In Fresno County, located in the heart of California’s Central Valley, about 50 percent of the residents — but only five percent of the doctors — are Latino. That glaring cultural divide results in potential misunderstandings between doctor and patient that can translate into poorer health outcomes.
As the child of migrant farm workers, I witnessed firsthand the often tragic consequences of this divide. My own grandfather lost his leg to gangrene, complicated by diabetes, because he couldn’t afford the prescribed medications and couldn’t adhere to the treatment plan. I believe that had the doctors inquired more about his specific living conditions and environmental circumstances, they might have approached his care differently, which may have led to a better health outcome.
Today, there is clear evidence that increasing the diversity of the healthcare workforce will improve access to health care and reduce health care disparities. That evidence and my own experiences, as well as those of others, guide our work at the Latino Center for Medical Education and Research (LaCMER). Through our LaCMER programs, we are inspired to see local students preparing for medical careers with the desire to return to the Central Valley, where we desperately need them.
The program is known as the Doctors Academy.
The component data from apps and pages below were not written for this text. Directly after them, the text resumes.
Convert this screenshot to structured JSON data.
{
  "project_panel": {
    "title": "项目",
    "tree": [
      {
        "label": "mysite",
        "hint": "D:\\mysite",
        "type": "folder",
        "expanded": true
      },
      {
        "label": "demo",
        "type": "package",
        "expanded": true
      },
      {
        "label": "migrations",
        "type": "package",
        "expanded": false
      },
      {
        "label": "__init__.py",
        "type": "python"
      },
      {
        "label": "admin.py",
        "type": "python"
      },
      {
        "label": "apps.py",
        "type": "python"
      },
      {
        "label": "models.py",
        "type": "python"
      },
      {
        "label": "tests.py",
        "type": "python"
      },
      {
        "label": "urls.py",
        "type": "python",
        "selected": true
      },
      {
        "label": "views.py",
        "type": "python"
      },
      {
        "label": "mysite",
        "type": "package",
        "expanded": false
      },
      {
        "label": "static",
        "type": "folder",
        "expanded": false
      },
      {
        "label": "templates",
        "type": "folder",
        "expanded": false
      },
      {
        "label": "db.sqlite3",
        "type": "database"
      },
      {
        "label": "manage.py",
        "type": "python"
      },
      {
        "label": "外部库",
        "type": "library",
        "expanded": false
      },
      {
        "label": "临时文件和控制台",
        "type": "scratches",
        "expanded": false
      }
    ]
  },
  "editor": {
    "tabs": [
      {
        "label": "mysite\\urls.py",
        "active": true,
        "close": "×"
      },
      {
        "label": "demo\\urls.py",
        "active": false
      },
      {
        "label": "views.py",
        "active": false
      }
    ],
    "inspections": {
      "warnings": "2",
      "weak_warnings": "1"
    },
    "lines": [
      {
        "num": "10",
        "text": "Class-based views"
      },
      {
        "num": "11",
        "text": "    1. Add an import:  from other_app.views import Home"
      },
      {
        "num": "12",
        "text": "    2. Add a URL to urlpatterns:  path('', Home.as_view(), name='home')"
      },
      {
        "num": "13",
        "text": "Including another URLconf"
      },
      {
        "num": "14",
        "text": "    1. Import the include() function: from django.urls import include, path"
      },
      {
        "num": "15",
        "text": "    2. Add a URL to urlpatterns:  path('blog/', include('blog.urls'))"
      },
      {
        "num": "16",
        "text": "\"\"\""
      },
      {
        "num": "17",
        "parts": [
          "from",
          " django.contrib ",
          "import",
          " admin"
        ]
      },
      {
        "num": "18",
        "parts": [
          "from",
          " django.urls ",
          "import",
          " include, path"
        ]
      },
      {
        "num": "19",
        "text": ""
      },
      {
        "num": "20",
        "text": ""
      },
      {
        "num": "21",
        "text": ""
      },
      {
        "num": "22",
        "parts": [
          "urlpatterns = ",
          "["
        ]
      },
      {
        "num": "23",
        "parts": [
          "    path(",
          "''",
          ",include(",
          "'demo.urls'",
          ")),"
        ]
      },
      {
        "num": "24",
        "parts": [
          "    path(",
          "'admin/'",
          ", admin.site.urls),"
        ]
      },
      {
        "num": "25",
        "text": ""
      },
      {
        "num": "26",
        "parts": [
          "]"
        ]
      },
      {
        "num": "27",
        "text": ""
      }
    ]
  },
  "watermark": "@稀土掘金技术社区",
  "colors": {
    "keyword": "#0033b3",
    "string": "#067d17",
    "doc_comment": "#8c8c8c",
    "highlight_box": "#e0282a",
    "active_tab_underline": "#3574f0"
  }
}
It began in 1999, in partnership with the University of California, San Francisco’s Fresno campus and multiple community partners, including Fresno Unified School District, Fresno County Office of Education, California State University, Fresno, State Center Community College, Community Medical Centers and the California Area Health Education Center.
The goal is to recruit students from low-income families beginning in seventh grade and support them through high school and college. We provide academic and career guidance, academic support with tutorial services and tiered mentoring, mentoring with a health professional, service-learning opportunities, summer programs with leadership development and exposure to the health professions.
The Academy focuses on building self-confidence and teaching time-management skills, analytical thinking and how to study in order to prepare students for the rigors of college and health professional schools. It also focuses on parent empowerment (most of whom never attended college), offering help in securing financial aid and advice about how to support their child’s academic journey.
In a school district where a quarter of students drop out by senior year, the Doctors Academy is achieving some much-needed results. Every student in the program has graduated from high school, and every student who has finished the program has been accepted to college. The program’s alumni have gone on to medical school at Brown University and the University of California, San Francisco, among others.
We all recognize how long and difficult the road to higher education can be. Having been raised by immigrant grandparents, and being a farm worker myself, I found myself struggling as an undergraduate at Stanford University. Social and emotional support from two classmates, also from “low-performing” high schools and from immigrant families, helped pull me through. My dream was to return to the Central Valley as a physician to help smooth the way for others in similar circumstances to be successful in college and achieve their professional dreams.
Today, the Doctors Academy is preparing students to succeed even at Ivy League schools, providing them with mentors and other resources to make the adjustment. At the same time, the Academy instills a sense of community service so that its students will, hopefully, return to the region one day as doctors, nurses, dentists and other health workers and provide culturally appropriate services.
By supporting high school health professions pathways — pathways that are academically challenging and focused on the health professions — we can improve student achievement, expand career choices for young people, as well as develop a more culturally sensitive healthcare workforce for each of our communities.
Dr. Katherine Flores is the director of the UCSF Fresno Latino Center for Medical Education and Research and a 2010 recipient of the James Irvine Foundation Leadership Awards.